Show each line of the entries below in which the word "title" appears.

* _Given entries_:
##############################
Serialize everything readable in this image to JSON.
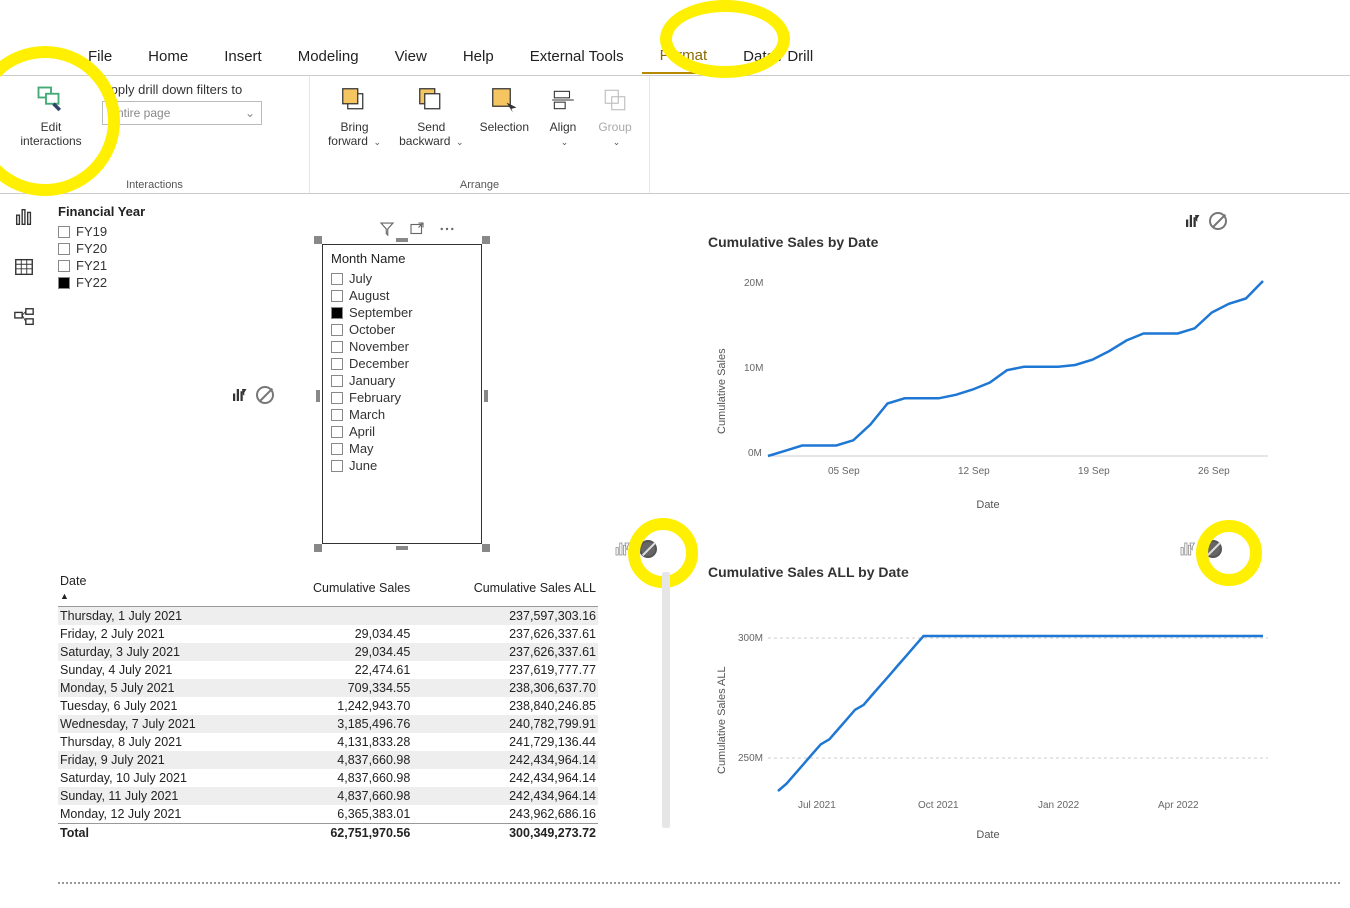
{
  "menu": {
    "items": [
      "File",
      "Home",
      "Insert",
      "Modeling",
      "View",
      "Help",
      "External Tools",
      "Format",
      "Data / Drill"
    ],
    "active": "Format"
  },
  "ribbon": {
    "interactions": {
      "edit_label": "Edit interactions",
      "drill_label": "Apply drill down filters to",
      "drill_value": "Entire page",
      "group_label": "Interactions"
    },
    "arrange": {
      "bring_forward": "Bring forward",
      "send_backward": "Send backward",
      "selection": "Selection",
      "align": "Align",
      "group": "Group",
      "group_label": "Arrange"
    }
  },
  "fy_slicer": {
    "title": "Financial Year",
    "items": [
      {
        "label": "FY19",
        "checked": false
      },
      {
        "label": "FY20",
        "checked": false
      },
      {
        "label": "FY21",
        "checked": false
      },
      {
        "label": "FY22",
        "checked": true
      }
    ]
  },
  "month_slicer": {
    "title": "Month Name",
    "items": [
      {
        "label": "July",
        "checked": false
      },
      {
        "label": "August",
        "checked": false
      },
      {
        "label": "September",
        "checked": true
      },
      {
        "label": "October",
        "checked": false
      },
      {
        "label": "November",
        "checked": false
      },
      {
        "label": "December",
        "checked": false
      },
      {
        "label": "January",
        "checked": false
      },
      {
        "label": "February",
        "checked": false
      },
      {
        "label": "March",
        "checked": false
      },
      {
        "label": "April",
        "checked": false
      },
      {
        "label": "May",
        "checked": false
      },
      {
        "label": "June",
        "checked": false
      }
    ]
  },
  "table": {
    "columns": [
      "Date",
      "Cumulative Sales",
      "Cumulative Sales ALL"
    ],
    "rows": [
      [
        "Thursday, 1 July 2021",
        "",
        "237,597,303.16"
      ],
      [
        "Friday, 2 July 2021",
        "29,034.45",
        "237,626,337.61"
      ],
      [
        "Saturday, 3 July 2021",
        "29,034.45",
        "237,626,337.61"
      ],
      [
        "Sunday, 4 July 2021",
        "22,474.61",
        "237,619,777.77"
      ],
      [
        "Monday, 5 July 2021",
        "709,334.55",
        "238,306,637.70"
      ],
      [
        "Tuesday, 6 July 2021",
        "1,242,943.70",
        "238,840,246.85"
      ],
      [
        "Wednesday, 7 July 2021",
        "3,185,496.76",
        "240,782,799.91"
      ],
      [
        "Thursday, 8 July 2021",
        "4,131,833.28",
        "241,729,136.44"
      ],
      [
        "Friday, 9 July 2021",
        "4,837,660.98",
        "242,434,964.14"
      ],
      [
        "Saturday, 10 July 2021",
        "4,837,660.98",
        "242,434,964.14"
      ],
      [
        "Sunday, 11 July 2021",
        "4,837,660.98",
        "242,434,964.14"
      ],
      [
        "Monday, 12 July 2021",
        "6,365,383.01",
        "243,962,686.16"
      ]
    ],
    "total": [
      "Total",
      "62,751,970.56",
      "300,349,273.72"
    ]
  },
  "chart_data": [
    {
      "type": "line",
      "title": "Cumulative Sales by Date",
      "xlabel": "Date",
      "ylabel": "Cumulative Sales",
      "ylim": [
        0,
        20000000
      ],
      "yticks": [
        "0M",
        "10M",
        "20M"
      ],
      "xticks": [
        "05 Sep",
        "12 Sep",
        "19 Sep",
        "26 Sep"
      ],
      "x": [
        1,
        2,
        3,
        4,
        5,
        6,
        7,
        8,
        9,
        10,
        11,
        12,
        13,
        14,
        15,
        16,
        17,
        18,
        19,
        20,
        21,
        22,
        23,
        24,
        25,
        26,
        27,
        28,
        29,
        30
      ],
      "values": [
        0,
        0.6,
        1.2,
        1.2,
        1.2,
        1.8,
        3.6,
        6.0,
        6.6,
        6.6,
        6.6,
        7.0,
        7.6,
        8.4,
        9.8,
        10.2,
        10.2,
        10.2,
        10.4,
        11.0,
        12.0,
        13.2,
        14.0,
        14.0,
        14.0,
        14.6,
        16.4,
        17.4,
        18.0,
        20.0
      ],
      "value_unit": "M"
    },
    {
      "type": "line",
      "title": "Cumulative Sales ALL by Date",
      "xlabel": "Date",
      "ylabel": "Cumulative Sales ALL",
      "ylim": [
        237000000,
        305000000
      ],
      "yticks": [
        "250M",
        "300M"
      ],
      "xticks": [
        "Jul 2021",
        "Oct 2021",
        "Jan 2022",
        "Apr 2022"
      ],
      "x": [
        "2021-07",
        "2021-08",
        "2021-09",
        "2021-10",
        "2021-11",
        "2021-12",
        "2022-01",
        "2022-02",
        "2022-03",
        "2022-04",
        "2022-05",
        "2022-06"
      ],
      "values": [
        237,
        260,
        280,
        300,
        300,
        300,
        300,
        300,
        300,
        300,
        300,
        300
      ],
      "value_unit": "M"
    }
  ]
}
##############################
* _Solution to this task_:
    "title": "Financial Year",
    "title": "Month Name",
      "title": "Cumulative Sales by Date",
      "title": "Cumulative Sales ALL by Date",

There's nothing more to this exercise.